Given records START

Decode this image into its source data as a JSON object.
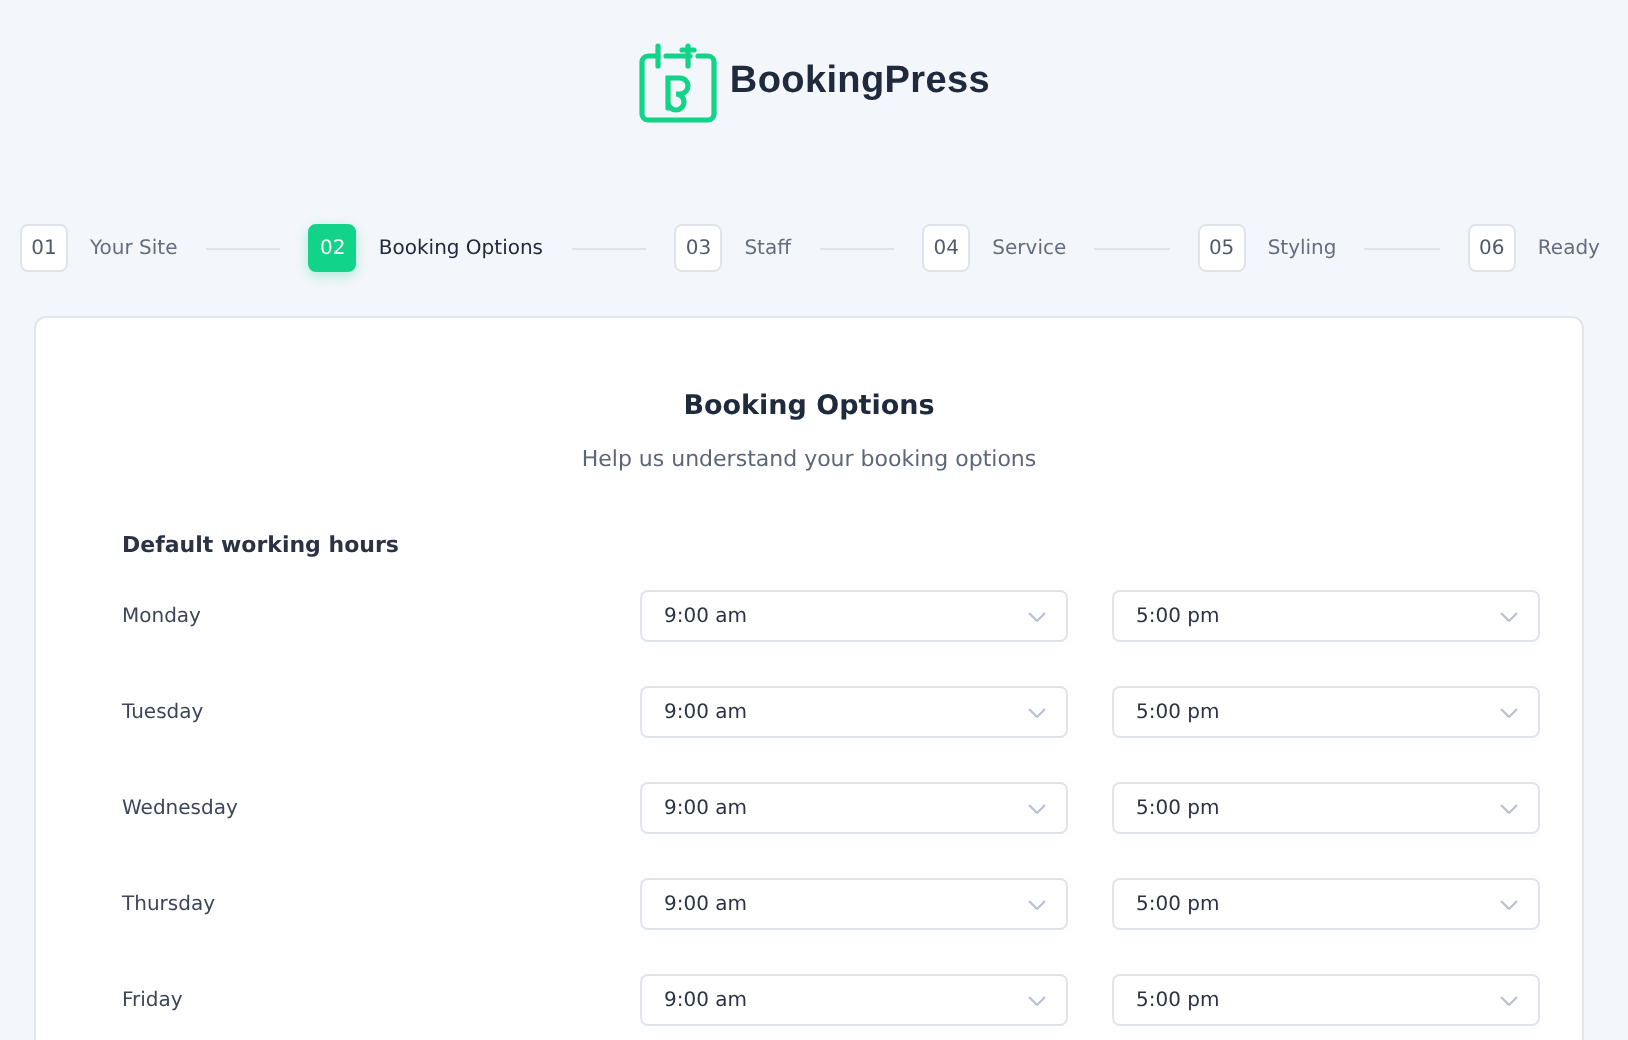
{
  "brand": {
    "name": "BookingPress"
  },
  "steps": [
    {
      "number": "01",
      "label": "Your Site",
      "selected": false
    },
    {
      "number": "02",
      "label": "Booking Options",
      "selected": true
    },
    {
      "number": "03",
      "label": "Staff",
      "selected": false
    },
    {
      "number": "04",
      "label": "Service",
      "selected": false
    },
    {
      "number": "05",
      "label": "Styling",
      "selected": false
    },
    {
      "number": "06",
      "label": "Ready",
      "selected": false
    }
  ],
  "card": {
    "title": "Booking Options",
    "subtitle": "Help us understand your booking options",
    "section_label": "Default working hours",
    "days": [
      {
        "day": "Monday",
        "start": "9:00 am",
        "end": "5:00 pm"
      },
      {
        "day": "Tuesday",
        "start": "9:00 am",
        "end": "5:00 pm"
      },
      {
        "day": "Wednesday",
        "start": "9:00 am",
        "end": "5:00 pm"
      },
      {
        "day": "Thursday",
        "start": "9:00 am",
        "end": "5:00 pm"
      },
      {
        "day": "Friday",
        "start": "9:00 am",
        "end": "5:00 pm"
      }
    ]
  }
}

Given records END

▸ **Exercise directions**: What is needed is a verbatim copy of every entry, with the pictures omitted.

▸ **Task answer**:
Decode this image into its source data as a JSON object.
{
  "brand": {
    "name": "BookingPress"
  },
  "steps": [
    {
      "number": "01",
      "label": "Your Site",
      "selected": false
    },
    {
      "number": "02",
      "label": "Booking Options",
      "selected": true
    },
    {
      "number": "03",
      "label": "Staff",
      "selected": false
    },
    {
      "number": "04",
      "label": "Service",
      "selected": false
    },
    {
      "number": "05",
      "label": "Styling",
      "selected": false
    },
    {
      "number": "06",
      "label": "Ready",
      "selected": false
    }
  ],
  "card": {
    "title": "Booking Options",
    "subtitle": "Help us understand your booking options",
    "section_label": "Default working hours",
    "days": [
      {
        "day": "Monday",
        "start": "9:00 am",
        "end": "5:00 pm"
      },
      {
        "day": "Tuesday",
        "start": "9:00 am",
        "end": "5:00 pm"
      },
      {
        "day": "Wednesday",
        "start": "9:00 am",
        "end": "5:00 pm"
      },
      {
        "day": "Thursday",
        "start": "9:00 am",
        "end": "5:00 pm"
      },
      {
        "day": "Friday",
        "start": "9:00 am",
        "end": "5:00 pm"
      }
    ]
  }
}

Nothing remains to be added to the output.